The majority of writers who approach me are interested in writing fiction - mainly short stories and novels. The aspect that most amazes me is how talented they are, the freshness of their ideas, the characters they've come up with and their settings.
The problem occurs when they run out of steam, confidence and time. They wonder why it's taking so long to finish their story. They read the papers, browse the book shops, and see writers interviewed who are writing a book a year.
Most are popular writers - ie writers whose books are widely translated and sell in the millions. They can usually command large advances and have high profile marketing packages to ensure sales. They are rare. But their publishers know a novel with their name on the cover will sell well. Because they are proven successes, they are provided with the best of editorial back-up, and do not necessarily need to polish or proof their manuscript before submission. An aside here: we are writers, not editors. Good editors are worth their weight in gold.

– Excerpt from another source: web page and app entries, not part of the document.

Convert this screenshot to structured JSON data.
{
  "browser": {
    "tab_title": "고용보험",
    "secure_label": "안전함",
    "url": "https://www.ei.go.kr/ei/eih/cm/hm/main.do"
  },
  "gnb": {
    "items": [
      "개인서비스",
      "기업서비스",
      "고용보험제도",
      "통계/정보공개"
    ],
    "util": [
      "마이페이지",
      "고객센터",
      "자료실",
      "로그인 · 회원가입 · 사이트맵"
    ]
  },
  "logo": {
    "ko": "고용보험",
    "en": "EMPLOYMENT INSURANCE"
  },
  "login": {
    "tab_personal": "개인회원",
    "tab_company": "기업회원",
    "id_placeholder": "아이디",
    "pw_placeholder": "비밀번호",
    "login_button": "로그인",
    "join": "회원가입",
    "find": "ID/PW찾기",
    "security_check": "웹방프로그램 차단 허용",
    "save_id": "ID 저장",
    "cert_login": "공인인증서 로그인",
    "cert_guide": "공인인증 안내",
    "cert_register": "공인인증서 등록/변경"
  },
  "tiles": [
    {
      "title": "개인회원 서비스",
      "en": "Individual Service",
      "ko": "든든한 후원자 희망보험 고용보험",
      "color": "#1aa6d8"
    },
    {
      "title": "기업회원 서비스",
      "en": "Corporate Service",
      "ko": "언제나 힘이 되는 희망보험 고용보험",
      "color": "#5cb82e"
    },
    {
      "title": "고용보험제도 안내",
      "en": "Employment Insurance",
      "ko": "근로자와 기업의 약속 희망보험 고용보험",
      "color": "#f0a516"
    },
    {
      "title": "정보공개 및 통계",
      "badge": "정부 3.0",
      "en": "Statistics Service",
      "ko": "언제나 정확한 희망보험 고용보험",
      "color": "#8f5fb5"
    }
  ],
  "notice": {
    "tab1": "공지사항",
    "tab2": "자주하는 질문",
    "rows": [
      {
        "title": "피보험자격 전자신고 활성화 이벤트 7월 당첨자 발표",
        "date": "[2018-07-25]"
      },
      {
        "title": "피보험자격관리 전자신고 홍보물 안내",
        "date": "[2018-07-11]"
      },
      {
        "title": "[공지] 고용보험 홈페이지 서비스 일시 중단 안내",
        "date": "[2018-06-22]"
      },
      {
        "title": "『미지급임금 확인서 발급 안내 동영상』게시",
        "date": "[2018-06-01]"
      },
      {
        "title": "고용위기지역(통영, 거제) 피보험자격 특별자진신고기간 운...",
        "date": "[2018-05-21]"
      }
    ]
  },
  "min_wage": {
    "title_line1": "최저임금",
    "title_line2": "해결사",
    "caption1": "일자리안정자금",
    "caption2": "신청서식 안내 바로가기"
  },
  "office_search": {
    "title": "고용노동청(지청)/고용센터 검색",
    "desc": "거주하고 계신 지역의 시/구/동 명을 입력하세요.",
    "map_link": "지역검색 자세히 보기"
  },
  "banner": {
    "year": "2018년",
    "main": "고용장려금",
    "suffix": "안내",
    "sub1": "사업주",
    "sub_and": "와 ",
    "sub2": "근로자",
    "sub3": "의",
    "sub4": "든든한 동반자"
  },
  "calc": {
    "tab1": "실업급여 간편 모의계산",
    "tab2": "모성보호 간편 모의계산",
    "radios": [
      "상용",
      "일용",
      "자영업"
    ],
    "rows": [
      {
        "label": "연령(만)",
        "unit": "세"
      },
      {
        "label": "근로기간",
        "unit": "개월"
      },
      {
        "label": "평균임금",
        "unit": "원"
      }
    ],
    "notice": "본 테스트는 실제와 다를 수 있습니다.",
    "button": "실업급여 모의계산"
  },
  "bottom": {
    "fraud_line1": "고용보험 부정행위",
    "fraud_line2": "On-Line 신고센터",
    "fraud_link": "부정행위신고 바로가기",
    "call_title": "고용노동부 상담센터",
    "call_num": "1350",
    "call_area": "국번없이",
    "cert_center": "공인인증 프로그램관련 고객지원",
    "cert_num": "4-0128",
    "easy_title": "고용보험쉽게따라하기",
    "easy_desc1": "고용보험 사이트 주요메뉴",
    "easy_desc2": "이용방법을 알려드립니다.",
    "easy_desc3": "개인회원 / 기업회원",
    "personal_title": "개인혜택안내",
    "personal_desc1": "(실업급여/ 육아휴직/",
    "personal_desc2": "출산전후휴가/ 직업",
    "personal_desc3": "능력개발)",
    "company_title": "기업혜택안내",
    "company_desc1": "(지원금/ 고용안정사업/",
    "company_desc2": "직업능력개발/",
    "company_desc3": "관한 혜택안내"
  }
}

New writers hoping to break into the current market place have a better chance of publication if they present as perfect a manuscript as possible. Like everything else, the publishing business is hit by the recession and publishers and editors are overworked and understaffed.
My advice to someone embarking on the heady and exciting task of writing fiction is two-fold:
- Like any other skill, the more you write, the better your writing will become. Writing regularly, persevering through those times of creative emptiness pays dividends.
- Take your time, realise from the beginning that you may need to carry out several re-writes. Do not leave your story out of your hands until it is as good as you can make it.
Good luck and good writing